the owner uses water from your land to produce oil and gas on another unsurnated land), this is not permitted. Second, the hosting doctrine protects a surface owner with use of the existing surface in certain situations. More information can be found on this blog. Finally, the oil company has no right to be negligent, which means that it is subject to an appropriate operator standard. If any of these restrictions are violated, this may be a good opportunity for the surface owner to engage in a conversation about a surface-use agreement with the lessor, who would probably prefer to sign an agreement rather than face a dispute. First of all, I would like to say that the best way to negotiate surface protection is to negotiate the actual lease of oil and gas between the oil group and the mineral owner. This assumes that the surface owner owns some or all of the minerals and has a “seat at the table” during negotiations. The parties each have something that the other wants and it is possible to conduct real negotiations. Surface protection is an integral part of the lease itself. However, mineral property has often been “separated” from the surface, and the first time the surface owner knows that an oil and gas lease has been tolerated is when the oil company shows up to develop the minerals. In these cases, a Surface Use agreement is probably the best alternative. As a surface owner, you generally cannot prevent the oil and gas company from placing the well site on your land.

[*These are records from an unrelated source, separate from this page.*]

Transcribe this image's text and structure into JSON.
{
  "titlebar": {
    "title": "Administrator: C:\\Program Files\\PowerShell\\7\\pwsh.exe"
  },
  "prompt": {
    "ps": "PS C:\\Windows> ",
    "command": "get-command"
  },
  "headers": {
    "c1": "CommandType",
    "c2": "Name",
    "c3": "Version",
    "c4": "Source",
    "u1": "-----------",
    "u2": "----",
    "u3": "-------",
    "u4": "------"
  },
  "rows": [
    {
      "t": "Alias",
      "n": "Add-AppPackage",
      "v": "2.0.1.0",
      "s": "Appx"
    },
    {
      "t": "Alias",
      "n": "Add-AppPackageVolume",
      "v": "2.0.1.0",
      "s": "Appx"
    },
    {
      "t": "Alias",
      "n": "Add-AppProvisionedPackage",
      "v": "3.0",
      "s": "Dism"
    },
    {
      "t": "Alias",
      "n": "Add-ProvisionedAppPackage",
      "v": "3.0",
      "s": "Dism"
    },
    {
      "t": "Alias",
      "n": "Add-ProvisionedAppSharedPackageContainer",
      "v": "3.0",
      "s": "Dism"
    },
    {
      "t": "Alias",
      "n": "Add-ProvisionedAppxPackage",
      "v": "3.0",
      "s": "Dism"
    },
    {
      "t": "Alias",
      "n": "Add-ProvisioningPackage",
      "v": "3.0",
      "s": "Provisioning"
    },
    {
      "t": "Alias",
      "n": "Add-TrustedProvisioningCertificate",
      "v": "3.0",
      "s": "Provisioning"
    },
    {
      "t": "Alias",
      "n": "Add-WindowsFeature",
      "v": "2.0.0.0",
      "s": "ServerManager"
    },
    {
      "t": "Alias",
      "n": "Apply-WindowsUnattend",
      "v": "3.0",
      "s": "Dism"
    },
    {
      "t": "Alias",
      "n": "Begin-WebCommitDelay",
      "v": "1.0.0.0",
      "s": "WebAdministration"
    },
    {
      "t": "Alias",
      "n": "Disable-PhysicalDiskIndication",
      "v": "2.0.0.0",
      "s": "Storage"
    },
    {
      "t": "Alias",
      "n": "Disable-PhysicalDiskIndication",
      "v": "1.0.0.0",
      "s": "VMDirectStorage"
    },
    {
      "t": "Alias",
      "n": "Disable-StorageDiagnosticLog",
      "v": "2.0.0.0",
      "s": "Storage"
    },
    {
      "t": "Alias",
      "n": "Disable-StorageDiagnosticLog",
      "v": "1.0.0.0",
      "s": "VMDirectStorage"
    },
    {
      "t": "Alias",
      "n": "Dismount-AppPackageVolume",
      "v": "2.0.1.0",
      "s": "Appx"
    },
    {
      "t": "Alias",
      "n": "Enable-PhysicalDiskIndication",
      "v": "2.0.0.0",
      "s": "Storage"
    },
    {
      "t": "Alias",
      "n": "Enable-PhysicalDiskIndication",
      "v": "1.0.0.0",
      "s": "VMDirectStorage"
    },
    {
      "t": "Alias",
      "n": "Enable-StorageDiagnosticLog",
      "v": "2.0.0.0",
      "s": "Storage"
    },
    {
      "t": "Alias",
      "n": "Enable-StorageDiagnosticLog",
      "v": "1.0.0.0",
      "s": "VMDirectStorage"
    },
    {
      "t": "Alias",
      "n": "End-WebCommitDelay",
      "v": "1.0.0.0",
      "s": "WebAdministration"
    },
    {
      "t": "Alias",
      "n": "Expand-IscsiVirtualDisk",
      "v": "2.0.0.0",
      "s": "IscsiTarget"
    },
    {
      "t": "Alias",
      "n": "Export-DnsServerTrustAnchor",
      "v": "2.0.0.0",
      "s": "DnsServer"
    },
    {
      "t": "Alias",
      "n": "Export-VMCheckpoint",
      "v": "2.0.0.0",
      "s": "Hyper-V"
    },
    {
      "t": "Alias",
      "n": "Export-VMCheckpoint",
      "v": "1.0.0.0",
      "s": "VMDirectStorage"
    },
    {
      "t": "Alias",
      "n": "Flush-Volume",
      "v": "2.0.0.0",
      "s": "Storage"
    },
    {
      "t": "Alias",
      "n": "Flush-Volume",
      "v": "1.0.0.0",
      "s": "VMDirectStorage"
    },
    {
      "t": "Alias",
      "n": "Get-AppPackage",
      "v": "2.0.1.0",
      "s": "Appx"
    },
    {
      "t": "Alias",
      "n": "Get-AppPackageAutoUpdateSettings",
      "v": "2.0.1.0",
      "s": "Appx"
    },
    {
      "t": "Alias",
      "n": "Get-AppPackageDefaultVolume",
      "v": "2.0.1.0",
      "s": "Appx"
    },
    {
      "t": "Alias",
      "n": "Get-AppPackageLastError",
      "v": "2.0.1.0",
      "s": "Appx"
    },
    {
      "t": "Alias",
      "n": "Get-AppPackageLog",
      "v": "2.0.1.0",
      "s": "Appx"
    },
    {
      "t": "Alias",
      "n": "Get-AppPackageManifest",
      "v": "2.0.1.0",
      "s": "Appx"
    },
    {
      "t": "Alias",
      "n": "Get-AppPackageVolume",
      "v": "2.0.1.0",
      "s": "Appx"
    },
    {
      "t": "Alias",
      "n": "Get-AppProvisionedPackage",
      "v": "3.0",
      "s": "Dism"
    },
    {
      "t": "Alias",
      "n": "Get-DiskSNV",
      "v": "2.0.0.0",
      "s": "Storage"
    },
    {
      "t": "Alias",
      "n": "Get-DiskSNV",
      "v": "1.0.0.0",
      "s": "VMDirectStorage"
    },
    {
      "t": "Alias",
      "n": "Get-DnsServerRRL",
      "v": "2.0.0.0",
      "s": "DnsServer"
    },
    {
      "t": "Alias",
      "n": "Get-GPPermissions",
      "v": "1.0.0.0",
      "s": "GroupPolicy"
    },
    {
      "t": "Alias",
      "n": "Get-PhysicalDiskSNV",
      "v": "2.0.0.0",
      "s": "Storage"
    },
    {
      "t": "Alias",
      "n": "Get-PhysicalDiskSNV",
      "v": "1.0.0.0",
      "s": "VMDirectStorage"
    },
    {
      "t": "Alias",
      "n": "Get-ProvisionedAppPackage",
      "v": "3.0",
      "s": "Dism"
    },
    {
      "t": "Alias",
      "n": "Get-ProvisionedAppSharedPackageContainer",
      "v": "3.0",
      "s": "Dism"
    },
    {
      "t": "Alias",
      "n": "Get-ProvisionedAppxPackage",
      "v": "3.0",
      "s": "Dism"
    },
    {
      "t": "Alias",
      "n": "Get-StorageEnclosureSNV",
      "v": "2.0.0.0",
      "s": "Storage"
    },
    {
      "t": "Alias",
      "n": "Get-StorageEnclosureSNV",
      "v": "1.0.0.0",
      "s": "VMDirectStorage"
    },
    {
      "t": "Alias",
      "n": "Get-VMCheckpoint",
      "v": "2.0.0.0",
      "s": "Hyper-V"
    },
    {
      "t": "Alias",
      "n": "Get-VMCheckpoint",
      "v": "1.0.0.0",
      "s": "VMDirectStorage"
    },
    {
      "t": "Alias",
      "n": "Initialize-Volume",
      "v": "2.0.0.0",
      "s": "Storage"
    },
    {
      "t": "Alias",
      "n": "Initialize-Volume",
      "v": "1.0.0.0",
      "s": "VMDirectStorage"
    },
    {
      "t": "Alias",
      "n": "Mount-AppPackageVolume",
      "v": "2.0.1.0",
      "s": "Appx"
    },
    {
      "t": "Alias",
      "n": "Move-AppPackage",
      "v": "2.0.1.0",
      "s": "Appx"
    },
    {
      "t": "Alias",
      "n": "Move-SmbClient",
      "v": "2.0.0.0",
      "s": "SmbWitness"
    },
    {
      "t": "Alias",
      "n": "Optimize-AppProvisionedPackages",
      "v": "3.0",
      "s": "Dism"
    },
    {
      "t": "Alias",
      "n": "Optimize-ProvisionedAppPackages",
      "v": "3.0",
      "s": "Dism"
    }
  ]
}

However, you can negotiate for the best possible conditions to protect the surface of your property during the life of the LYT, which could easily last 30 years or more. Look for leasing arrangements. If there are already oil and gas leasing provisions that require compensation or protection for the surface owner, this is ideal. These provisions should be applied and can give the owner a good starting point to demand appropriate compensation from the lessor. We have extensive experience in assisting our clients in surface properties during the SUA negotiations, including negotiating conditions related to the following situations: – Request an operational meeting.